----- Input for this task -----

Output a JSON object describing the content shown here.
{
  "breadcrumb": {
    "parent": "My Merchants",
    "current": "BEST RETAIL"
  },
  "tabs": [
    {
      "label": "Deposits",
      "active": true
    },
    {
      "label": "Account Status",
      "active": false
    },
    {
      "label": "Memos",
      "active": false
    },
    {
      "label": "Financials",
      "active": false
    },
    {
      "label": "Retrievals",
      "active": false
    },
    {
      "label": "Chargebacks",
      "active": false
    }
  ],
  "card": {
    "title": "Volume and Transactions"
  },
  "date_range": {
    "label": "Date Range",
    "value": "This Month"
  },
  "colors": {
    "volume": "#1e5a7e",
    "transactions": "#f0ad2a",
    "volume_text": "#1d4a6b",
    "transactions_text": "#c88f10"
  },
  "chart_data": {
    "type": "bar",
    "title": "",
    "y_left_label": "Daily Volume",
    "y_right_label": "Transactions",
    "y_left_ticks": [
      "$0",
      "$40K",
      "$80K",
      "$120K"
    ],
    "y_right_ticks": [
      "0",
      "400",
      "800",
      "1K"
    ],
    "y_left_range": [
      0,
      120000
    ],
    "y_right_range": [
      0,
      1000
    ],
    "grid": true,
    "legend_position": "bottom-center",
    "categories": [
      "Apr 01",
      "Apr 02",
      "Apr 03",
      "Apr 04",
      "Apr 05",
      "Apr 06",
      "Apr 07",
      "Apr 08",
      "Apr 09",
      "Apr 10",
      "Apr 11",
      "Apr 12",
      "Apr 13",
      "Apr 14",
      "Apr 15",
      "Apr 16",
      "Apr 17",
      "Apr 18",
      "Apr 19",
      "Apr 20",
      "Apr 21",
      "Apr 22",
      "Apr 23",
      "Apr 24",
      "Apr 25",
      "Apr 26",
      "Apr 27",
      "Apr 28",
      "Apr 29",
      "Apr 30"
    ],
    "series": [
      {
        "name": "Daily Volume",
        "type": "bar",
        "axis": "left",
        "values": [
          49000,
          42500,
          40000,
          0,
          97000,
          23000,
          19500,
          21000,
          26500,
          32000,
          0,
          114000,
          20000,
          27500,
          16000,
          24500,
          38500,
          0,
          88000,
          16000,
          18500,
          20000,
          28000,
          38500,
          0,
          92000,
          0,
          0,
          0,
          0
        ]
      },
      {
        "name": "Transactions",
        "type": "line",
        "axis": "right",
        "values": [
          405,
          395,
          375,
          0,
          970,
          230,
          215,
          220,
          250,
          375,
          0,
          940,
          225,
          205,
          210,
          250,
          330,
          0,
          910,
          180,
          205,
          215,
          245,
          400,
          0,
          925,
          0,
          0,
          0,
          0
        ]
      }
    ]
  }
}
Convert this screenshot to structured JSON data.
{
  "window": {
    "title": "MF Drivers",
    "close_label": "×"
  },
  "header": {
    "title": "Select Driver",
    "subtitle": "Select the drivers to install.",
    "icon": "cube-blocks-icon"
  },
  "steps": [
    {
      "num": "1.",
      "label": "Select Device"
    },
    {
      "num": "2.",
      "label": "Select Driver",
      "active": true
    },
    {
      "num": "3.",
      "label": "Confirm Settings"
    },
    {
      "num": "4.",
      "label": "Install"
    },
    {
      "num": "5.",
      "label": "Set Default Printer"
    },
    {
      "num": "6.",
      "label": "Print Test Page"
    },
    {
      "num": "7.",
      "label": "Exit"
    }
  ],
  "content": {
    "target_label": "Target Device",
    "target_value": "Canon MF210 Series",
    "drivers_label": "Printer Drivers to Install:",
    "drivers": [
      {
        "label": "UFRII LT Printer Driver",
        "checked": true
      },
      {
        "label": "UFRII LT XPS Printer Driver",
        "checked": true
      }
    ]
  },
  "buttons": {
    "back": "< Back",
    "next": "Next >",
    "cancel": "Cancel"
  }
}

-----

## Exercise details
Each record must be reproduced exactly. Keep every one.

## Solution below
Output a JSON object describing the content shown here.
{
  "breadcrumb": {
    "parent": "My Merchants",
    "current": "BEST RETAIL"
  },
  "tabs": [
    {
      "label": "Deposits",
      "active": true
    },
    {
      "label": "Account Status",
      "active": false
    },
    {
      "label": "Memos",
      "active": false
    },
    {
      "label": "Financials",
      "active": false
    },
    {
      "label": "Retrievals",
      "active": false
    },
    {
      "label": "Chargebacks",
      "active": false
    }
  ],
  "card": {
    "title": "Volume and Transactions"
  },
  "date_range": {
    "label": "Date Range",
    "value": "This Month"
  },
  "colors": {
    "volume": "#1e5a7e",
    "transactions": "#f0ad2a",
    "volume_text": "#1d4a6b",
    "transactions_text": "#c88f10"
  },
  "chart_data": {
    "type": "bar",
    "title": "",
    "y_left_label": "Daily Volume",
    "y_right_label": "Transactions",
    "y_left_ticks": [
      "$0",
      "$40K",
      "$80K",
      "$120K"
    ],
    "y_right_ticks": [
      "0",
      "400",
      "800",
      "1K"
    ],
    "y_left_range": [
      0,
      120000
    ],
    "y_right_range": [
      0,
      1000
    ],
    "grid": true,
    "legend_position": "bottom-center",
    "categories": [
      "Apr 01",
      "Apr 02",
      "Apr 03",
      "Apr 04",
      "Apr 05",
      "Apr 06",
      "Apr 07",
      "Apr 08",
      "Apr 09",
      "Apr 10",
      "Apr 11",
      "Apr 12",
      "Apr 13",
      "Apr 14",
      "Apr 15",
      "Apr 16",
      "Apr 17",
      "Apr 18",
      "Apr 19",
      "Apr 20",
      "Apr 21",
      "Apr 22",
      "Apr 23",
      "Apr 24",
      "Apr 25",
      "Apr 26",
      "Apr 27",
      "Apr 28",
      "Apr 29",
      "Apr 30"
    ],
    "series": [
      {
        "name": "Daily Volume",
        "type": "bar",
        "axis": "left",
        "values": [
          49000,
          42500,
          40000,
          0,
          97000,
          23000,
          19500,
          21000,
          26500,
          32000,
          0,
          114000,
          20000,
          27500,
          16000,
          24500,
          38500,
          0,
          88000,
          16000,
          18500,
          20000,
          28000,
          38500,
          0,
          92000,
          0,
          0,
          0,
          0
        ]
      },
      {
        "name": "Transactions",
        "type": "line",
        "axis": "right",
        "values": [
          405,
          395,
          375,
          0,
          970,
          230,
          215,
          220,
          250,
          375,
          0,
          940,
          225,
          205,
          210,
          250,
          330,
          0,
          910,
          180,
          205,
          215,
          245,
          400,
          0,
          925,
          0,
          0,
          0,
          0
        ]
      }
    ]
  }
}
Convert this screenshot to structured JSON data.
{
  "window": {
    "title": "MF Drivers",
    "close_label": "×"
  },
  "header": {
    "title": "Select Driver",
    "subtitle": "Select the drivers to install.",
    "icon": "cube-blocks-icon"
  },
  "steps": [
    {
      "num": "1.",
      "label": "Select Device"
    },
    {
      "num": "2.",
      "label": "Select Driver",
      "active": true
    },
    {
      "num": "3.",
      "label": "Confirm Settings"
    },
    {
      "num": "4.",
      "label": "Install"
    },
    {
      "num": "5.",
      "label": "Set Default Printer"
    },
    {
      "num": "6.",
      "label": "Print Test Page"
    },
    {
      "num": "7.",
      "label": "Exit"
    }
  ],
  "content": {
    "target_label": "Target Device",
    "target_value": "Canon MF210 Series",
    "drivers_label": "Printer Drivers to Install:",
    "drivers": [
      {
        "label": "UFRII LT Printer Driver",
        "checked": true
      },
      {
        "label": "UFRII LT XPS Printer Driver",
        "checked": true
      }
    ]
  },
  "buttons": {
    "back": "< Back",
    "next": "Next >",
    "cancel": "Cancel"
  }
}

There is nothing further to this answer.